It is people like rich farmers and landowners who have gained from the EU through massive subsidies.
Workers have lost out.
Graeme Kemp, Wellington, Shropshire
‘Regime’ is a loaded term
I have a quibble with Alex Callinicos’ choice of phrase in his article on Iran (» This genie will not go back in its bottle, 25 August).
He refers to the Iranian government as a “regime”. This word carries negative connotations because it has been used by George Bush and co to denigrate governments they don’t like, such as the “former Baathist regime of Saddam Hussein”.
We should avoid repeating the ideologically loaded phrases of the warmongers.
Jarvis Ryan, Canberra, Australia
Booze boss’s big bonus
You are right to point to the huge bonuses paid to City traders (» Editorial, 1 September).
But this is only part of a shocking picture of how the rich are getting richer in Britain under New Labour.
Giles Thorley, head of Punch Taverns, earns 1,148 times the average salary in his company.
He is just one of a number of bosses whose pay is far outstripping that of ordinary workers.
Profits are growing at the fastest rate in 13 years and average wages at the slowest rate since 2002.
Shamefully for Labour, inequality has grown since they have been in office. It’s easy to see who is paying for these City bonuses.
Sabiha Ghani, Manchester
Wrong on Mao and China
Jiben Kumar is wrong when he states that Mao Zedong, for all his failings, represented left, progressive forces during the Cultural Revolution (» Letters, 25 August).
This is a profound misunderstanding of the “revolution”, the motives of those senior Chinese Communist Party leaders who directed it and the nature of “Communist” China itself.
Rather than seeing the Cultural Revolution as a battle between left and right forces, it should be regarded as a mass purge.

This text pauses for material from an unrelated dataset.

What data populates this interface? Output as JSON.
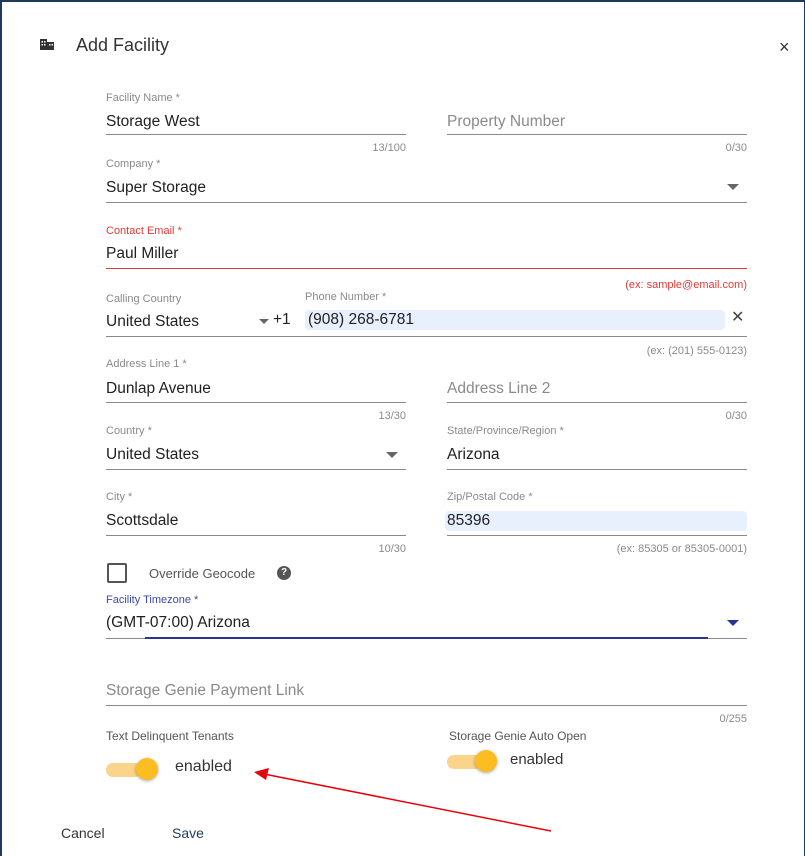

It was very different in its dynamics and operation to the Russian purges of the 1930s, but it was a purge nevertheless.
Mao, Zhou Enlai and the odious Gang of Four were on one side, and Liu Shaoqi and Deng Xiaoping on the other.
But these sides should not be regarded as fundamentally opposed to each other in ideas or methods.
Both were committed to a state capitalist economic model and a Stalinist-type top down Communist Pparty.
The Cultural Revolution grew in a period when China was isolated from both the West and Russia, and it followed the disastrous Great Leap Forward.
There was genuine idealism among many of the early Red Guards.
But that idealism was manipulated for destructive purposes in sham battles.
Paul O’Keeffe, West London